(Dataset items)
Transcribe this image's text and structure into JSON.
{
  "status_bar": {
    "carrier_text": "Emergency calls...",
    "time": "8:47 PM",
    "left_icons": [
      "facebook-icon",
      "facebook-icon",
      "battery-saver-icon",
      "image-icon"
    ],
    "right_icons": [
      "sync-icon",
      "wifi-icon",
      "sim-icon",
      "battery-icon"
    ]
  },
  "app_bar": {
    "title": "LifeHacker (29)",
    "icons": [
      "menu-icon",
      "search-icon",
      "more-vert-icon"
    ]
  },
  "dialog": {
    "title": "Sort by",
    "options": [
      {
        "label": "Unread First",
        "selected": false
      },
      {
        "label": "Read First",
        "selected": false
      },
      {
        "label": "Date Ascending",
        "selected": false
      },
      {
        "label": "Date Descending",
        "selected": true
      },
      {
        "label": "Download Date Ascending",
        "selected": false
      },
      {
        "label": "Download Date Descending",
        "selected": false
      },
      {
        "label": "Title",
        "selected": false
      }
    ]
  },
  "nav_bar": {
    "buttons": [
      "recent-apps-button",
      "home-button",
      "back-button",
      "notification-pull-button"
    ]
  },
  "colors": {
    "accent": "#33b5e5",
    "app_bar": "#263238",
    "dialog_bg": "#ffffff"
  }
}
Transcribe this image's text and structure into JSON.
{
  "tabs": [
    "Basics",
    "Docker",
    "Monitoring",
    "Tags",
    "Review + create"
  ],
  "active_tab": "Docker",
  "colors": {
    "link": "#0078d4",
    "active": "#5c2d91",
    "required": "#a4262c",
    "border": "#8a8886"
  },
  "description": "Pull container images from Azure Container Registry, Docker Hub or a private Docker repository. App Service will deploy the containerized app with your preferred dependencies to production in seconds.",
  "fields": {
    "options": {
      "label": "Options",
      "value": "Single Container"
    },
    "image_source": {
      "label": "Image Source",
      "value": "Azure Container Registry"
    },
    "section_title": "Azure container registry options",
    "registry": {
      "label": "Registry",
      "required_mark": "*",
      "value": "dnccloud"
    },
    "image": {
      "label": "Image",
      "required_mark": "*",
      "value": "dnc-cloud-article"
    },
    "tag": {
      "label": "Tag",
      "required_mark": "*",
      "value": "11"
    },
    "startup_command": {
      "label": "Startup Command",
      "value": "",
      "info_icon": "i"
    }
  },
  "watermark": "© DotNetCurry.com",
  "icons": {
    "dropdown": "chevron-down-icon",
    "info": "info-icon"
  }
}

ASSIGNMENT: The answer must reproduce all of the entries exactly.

WRITTEN RESPONSE:
Transcribe this image's text and structure into JSON.
{
  "status_bar": {
    "carrier_text": "Emergency calls...",
    "time": "8:47 PM",
    "left_icons": [
      "facebook-icon",
      "facebook-icon",
      "battery-saver-icon",
      "image-icon"
    ],
    "right_icons": [
      "sync-icon",
      "wifi-icon",
      "sim-icon",
      "battery-icon"
    ]
  },
  "app_bar": {
    "title": "LifeHacker (29)",
    "icons": [
      "menu-icon",
      "search-icon",
      "more-vert-icon"
    ]
  },
  "dialog": {
    "title": "Sort by",
    "options": [
      {
        "label": "Unread First",
        "selected": false
      },
      {
        "label": "Read First",
        "selected": false
      },
      {
        "label": "Date Ascending",
        "selected": false
      },
      {
        "label": "Date Descending",
        "selected": true
      },
      {
        "label": "Download Date Ascending",
        "selected": false
      },
      {
        "label": "Download Date Descending",
        "selected": false
      },
      {
        "label": "Title",
        "selected": false
      }
    ]
  },
  "nav_bar": {
    "buttons": [
      "recent-apps-button",
      "home-button",
      "back-button",
      "notification-pull-button"
    ]
  },
  "colors": {
    "accent": "#33b5e5",
    "app_bar": "#263238",
    "dialog_bg": "#ffffff"
  }
}
Transcribe this image's text and structure into JSON.
{
  "tabs": [
    "Basics",
    "Docker",
    "Monitoring",
    "Tags",
    "Review + create"
  ],
  "active_tab": "Docker",
  "colors": {
    "link": "#0078d4",
    "active": "#5c2d91",
    "required": "#a4262c",
    "border": "#8a8886"
  },
  "description": "Pull container images from Azure Container Registry, Docker Hub or a private Docker repository. App Service will deploy the containerized app with your preferred dependencies to production in seconds.",
  "fields": {
    "options": {
      "label": "Options",
      "value": "Single Container"
    },
    "image_source": {
      "label": "Image Source",
      "value": "Azure Container Registry"
    },
    "section_title": "Azure container registry options",
    "registry": {
      "label": "Registry",
      "required_mark": "*",
      "value": "dnccloud"
    },
    "image": {
      "label": "Image",
      "required_mark": "*",
      "value": "dnc-cloud-article"
    },
    "tag": {
      "label": "Tag",
      "required_mark": "*",
      "value": "11"
    },
    "startup_command": {
      "label": "Startup Command",
      "value": "",
      "info_icon": "i"
    }
  },
  "watermark": "© DotNetCurry.com",
  "icons": {
    "dropdown": "chevron-down-icon",
    "info": "info-icon"
  }
}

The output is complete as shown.